**What the task requires:** Set down the records again. Every word and mark must match exactly.

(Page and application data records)
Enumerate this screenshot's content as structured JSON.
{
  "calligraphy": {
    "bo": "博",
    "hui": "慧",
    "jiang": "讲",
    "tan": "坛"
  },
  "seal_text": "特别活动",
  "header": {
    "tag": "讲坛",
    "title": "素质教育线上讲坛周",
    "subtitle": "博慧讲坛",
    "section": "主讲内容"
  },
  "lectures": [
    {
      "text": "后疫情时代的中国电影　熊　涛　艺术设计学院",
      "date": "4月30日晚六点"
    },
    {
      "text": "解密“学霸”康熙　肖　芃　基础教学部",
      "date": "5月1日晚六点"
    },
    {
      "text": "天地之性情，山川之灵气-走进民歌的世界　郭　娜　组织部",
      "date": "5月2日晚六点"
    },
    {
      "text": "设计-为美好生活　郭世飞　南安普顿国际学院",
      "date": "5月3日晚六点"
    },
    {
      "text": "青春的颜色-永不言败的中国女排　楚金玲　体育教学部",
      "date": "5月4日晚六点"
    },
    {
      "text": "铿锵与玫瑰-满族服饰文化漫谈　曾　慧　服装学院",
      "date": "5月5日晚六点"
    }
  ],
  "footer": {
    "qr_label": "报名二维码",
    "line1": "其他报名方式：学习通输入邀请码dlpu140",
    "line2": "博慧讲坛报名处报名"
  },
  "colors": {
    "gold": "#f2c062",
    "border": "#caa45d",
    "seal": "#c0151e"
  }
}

**Task result:**
Enumerate this screenshot's content as structured JSON.
{
  "calligraphy": {
    "bo": "博",
    "hui": "慧",
    "jiang": "讲",
    "tan": "坛"
  },
  "seal_text": "特别活动",
  "header": {
    "tag": "讲坛",
    "title": "素质教育线上讲坛周",
    "subtitle": "博慧讲坛",
    "section": "主讲内容"
  },
  "lectures": [
    {
      "text": "后疫情时代的中国电影　熊　涛　艺术设计学院",
      "date": "4月30日晚六点"
    },
    {
      "text": "解密“学霸”康熙　肖　芃　基础教学部",
      "date": "5月1日晚六点"
    },
    {
      "text": "天地之性情，山川之灵气-走进民歌的世界　郭　娜　组织部",
      "date": "5月2日晚六点"
    },
    {
      "text": "设计-为美好生活　郭世飞　南安普顿国际学院",
      "date": "5月3日晚六点"
    },
    {
      "text": "青春的颜色-永不言败的中国女排　楚金玲　体育教学部",
      "date": "5月4日晚六点"
    },
    {
      "text": "铿锵与玫瑰-满族服饰文化漫谈　曾　慧　服装学院",
      "date": "5月5日晚六点"
    }
  ],
  "footer": {
    "qr_label": "报名二维码",
    "line1": "其他报名方式：学习通输入邀请码dlpu140",
    "line2": "博慧讲坛报名处报名"
  },
  "colors": {
    "gold": "#f2c062",
    "border": "#caa45d",
    "seal": "#c0151e"
  }
}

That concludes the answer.